(Web page and app entries)
+---+
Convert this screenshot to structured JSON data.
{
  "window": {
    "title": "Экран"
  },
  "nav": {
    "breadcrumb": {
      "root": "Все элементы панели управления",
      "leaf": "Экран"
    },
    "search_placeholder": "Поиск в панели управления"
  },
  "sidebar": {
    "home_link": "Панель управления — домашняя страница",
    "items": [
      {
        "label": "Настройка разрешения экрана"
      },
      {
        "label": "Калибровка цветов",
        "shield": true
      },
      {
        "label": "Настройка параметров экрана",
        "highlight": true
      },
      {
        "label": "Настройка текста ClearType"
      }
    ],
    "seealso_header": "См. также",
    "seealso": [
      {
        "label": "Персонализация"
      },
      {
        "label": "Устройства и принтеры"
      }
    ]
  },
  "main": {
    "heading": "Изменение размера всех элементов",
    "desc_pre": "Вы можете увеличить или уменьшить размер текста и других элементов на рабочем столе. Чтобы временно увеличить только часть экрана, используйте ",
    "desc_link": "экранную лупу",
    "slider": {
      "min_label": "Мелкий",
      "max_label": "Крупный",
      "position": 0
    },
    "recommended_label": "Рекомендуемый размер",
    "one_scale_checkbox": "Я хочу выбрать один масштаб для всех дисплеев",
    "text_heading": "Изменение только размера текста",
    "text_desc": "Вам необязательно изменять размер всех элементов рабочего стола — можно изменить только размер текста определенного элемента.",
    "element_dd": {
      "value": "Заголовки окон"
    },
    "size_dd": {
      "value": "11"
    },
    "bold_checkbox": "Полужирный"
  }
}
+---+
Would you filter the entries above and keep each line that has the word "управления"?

RESULT:
      "root": "Все элементы панели управления",
    "search_placeholder": "Поиск в панели управления"
    "home_link": "Панель управления — домашняя страница",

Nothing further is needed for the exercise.